** DATA FOR ANALYSIS follows **
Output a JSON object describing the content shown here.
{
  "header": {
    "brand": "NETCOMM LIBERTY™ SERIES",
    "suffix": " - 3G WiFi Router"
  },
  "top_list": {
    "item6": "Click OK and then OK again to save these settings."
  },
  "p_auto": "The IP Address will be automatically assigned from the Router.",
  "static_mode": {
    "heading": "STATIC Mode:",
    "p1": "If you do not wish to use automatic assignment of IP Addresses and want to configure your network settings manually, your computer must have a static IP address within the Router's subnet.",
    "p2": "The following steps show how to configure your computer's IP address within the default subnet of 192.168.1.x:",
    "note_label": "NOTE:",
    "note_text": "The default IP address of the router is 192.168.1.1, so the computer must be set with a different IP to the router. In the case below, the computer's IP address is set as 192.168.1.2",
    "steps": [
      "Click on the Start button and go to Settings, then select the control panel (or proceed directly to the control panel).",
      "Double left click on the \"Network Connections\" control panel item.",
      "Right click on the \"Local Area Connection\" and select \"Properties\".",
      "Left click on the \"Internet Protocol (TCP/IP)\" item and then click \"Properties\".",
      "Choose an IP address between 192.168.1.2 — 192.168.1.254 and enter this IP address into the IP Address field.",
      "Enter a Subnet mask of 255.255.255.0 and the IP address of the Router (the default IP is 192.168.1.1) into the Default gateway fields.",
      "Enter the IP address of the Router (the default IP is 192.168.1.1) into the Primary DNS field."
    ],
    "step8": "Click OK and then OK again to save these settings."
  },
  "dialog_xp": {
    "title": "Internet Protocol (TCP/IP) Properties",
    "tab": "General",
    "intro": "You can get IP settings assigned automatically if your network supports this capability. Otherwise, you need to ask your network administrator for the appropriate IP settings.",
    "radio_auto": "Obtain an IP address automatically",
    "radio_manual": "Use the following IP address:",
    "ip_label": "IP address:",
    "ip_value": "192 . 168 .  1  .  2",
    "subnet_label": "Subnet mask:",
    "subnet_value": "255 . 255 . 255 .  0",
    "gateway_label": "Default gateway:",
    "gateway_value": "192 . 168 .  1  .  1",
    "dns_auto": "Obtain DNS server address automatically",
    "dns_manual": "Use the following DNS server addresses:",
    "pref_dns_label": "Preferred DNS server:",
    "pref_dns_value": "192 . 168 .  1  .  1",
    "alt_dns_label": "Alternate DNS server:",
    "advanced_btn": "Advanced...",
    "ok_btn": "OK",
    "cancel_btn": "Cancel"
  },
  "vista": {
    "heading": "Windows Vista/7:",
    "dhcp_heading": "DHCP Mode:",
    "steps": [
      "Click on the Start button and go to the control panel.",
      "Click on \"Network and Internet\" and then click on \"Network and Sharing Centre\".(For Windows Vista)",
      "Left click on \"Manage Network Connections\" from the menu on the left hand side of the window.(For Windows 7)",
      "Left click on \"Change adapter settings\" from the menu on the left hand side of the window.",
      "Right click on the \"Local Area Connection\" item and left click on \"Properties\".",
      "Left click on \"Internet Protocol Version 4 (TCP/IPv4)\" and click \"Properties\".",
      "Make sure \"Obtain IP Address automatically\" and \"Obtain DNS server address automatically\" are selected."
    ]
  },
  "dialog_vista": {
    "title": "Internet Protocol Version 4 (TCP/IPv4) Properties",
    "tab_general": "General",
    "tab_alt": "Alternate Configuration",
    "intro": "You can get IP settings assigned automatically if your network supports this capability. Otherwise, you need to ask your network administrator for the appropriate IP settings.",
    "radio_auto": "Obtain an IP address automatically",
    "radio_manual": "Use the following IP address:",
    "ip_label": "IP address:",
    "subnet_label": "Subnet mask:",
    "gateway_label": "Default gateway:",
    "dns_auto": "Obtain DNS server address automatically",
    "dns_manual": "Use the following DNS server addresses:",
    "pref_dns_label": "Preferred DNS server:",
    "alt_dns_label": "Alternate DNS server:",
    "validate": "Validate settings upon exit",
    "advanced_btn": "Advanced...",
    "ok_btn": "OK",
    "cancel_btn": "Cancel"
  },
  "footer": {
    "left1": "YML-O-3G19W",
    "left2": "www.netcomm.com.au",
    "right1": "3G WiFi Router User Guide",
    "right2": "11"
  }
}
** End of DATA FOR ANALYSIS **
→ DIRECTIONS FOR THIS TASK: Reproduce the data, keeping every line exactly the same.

→ FINISHED TASK:
Output a JSON object describing the content shown here.
{
  "header": {
    "brand": "NETCOMM LIBERTY™ SERIES",
    "suffix": " - 3G WiFi Router"
  },
  "top_list": {
    "item6": "Click OK and then OK again to save these settings."
  },
  "p_auto": "The IP Address will be automatically assigned from the Router.",
  "static_mode": {
    "heading": "STATIC Mode:",
    "p1": "If you do not wish to use automatic assignment of IP Addresses and want to configure your network settings manually, your computer must have a static IP address within the Router's subnet.",
    "p2": "The following steps show how to configure your computer's IP address within the default subnet of 192.168.1.x:",
    "note_label": "NOTE:",
    "note_text": "The default IP address of the router is 192.168.1.1, so the computer must be set with a different IP to the router. In the case below, the computer's IP address is set as 192.168.1.2",
    "steps": [
      "Click on the Start button and go to Settings, then select the control panel (or proceed directly to the control panel).",
      "Double left click on the \"Network Connections\" control panel item.",
      "Right click on the \"Local Area Connection\" and select \"Properties\".",
      "Left click on the \"Internet Protocol (TCP/IP)\" item and then click \"Properties\".",
      "Choose an IP address between 192.168.1.2 — 192.168.1.254 and enter this IP address into the IP Address field.",
      "Enter a Subnet mask of 255.255.255.0 and the IP address of the Router (the default IP is 192.168.1.1) into the Default gateway fields.",
      "Enter the IP address of the Router (the default IP is 192.168.1.1) into the Primary DNS field."
    ],
    "step8": "Click OK and then OK again to save these settings."
  },
  "dialog_xp": {
    "title": "Internet Protocol (TCP/IP) Properties",
    "tab": "General",
    "intro": "You can get IP settings assigned automatically if your network supports this capability. Otherwise, you need to ask your network administrator for the appropriate IP settings.",
    "radio_auto": "Obtain an IP address automatically",
    "radio_manual": "Use the following IP address:",
    "ip_label": "IP address:",
    "ip_value": "192 . 168 .  1  .  2",
    "subnet_label": "Subnet mask:",
    "subnet_value": "255 . 255 . 255 .  0",
    "gateway_label": "Default gateway:",
    "gateway_value": "192 . 168 .  1  .  1",
    "dns_auto": "Obtain DNS server address automatically",
    "dns_manual": "Use the following DNS server addresses:",
    "pref_dns_label": "Preferred DNS server:",
    "pref_dns_value": "192 . 168 .  1  .  1",
    "alt_dns_label": "Alternate DNS server:",
    "advanced_btn": "Advanced...",
    "ok_btn": "OK",
    "cancel_btn": "Cancel"
  },
  "vista": {
    "heading": "Windows Vista/7:",
    "dhcp_heading": "DHCP Mode:",
    "steps": [
      "Click on the Start button and go to the control panel.",
      "Click on \"Network and Internet\" and then click on \"Network and Sharing Centre\".(For Windows Vista)",
      "Left click on \"Manage Network Connections\" from the menu on the left hand side of the window.(For Windows 7)",
      "Left click on \"Change adapter settings\" from the menu on the left hand side of the window.",
      "Right click on the \"Local Area Connection\" item and left click on \"Properties\".",
      "Left click on \"Internet Protocol Version 4 (TCP/IPv4)\" and click \"Properties\".",
      "Make sure \"Obtain IP Address automatically\" and \"Obtain DNS server address automatically\" are selected."
    ]
  },
  "dialog_vista": {
    "title": "Internet Protocol Version 4 (TCP/IPv4) Properties",
    "tab_general": "General",
    "tab_alt": "Alternate Configuration",
    "intro": "You can get IP settings assigned automatically if your network supports this capability. Otherwise, you need to ask your network administrator for the appropriate IP settings.",
    "radio_auto": "Obtain an IP address automatically",
    "radio_manual": "Use the following IP address:",
    "ip_label": "IP address:",
    "subnet_label": "Subnet mask:",
    "gateway_label": "Default gateway:",
    "dns_auto": "Obtain DNS server address automatically",
    "dns_manual": "Use the following DNS server addresses:",
    "pref_dns_label": "Preferred DNS server:",
    "alt_dns_label": "Alternate DNS server:",
    "validate": "Validate settings upon exit",
    "advanced_btn": "Advanced...",
    "ok_btn": "OK",
    "cancel_btn": "Cancel"
  },
  "footer": {
    "left1": "YML-O-3G19W",
    "left2": "www.netcomm.com.au",
    "right1": "3G WiFi Router User Guide",
    "right2": "11"
  }
}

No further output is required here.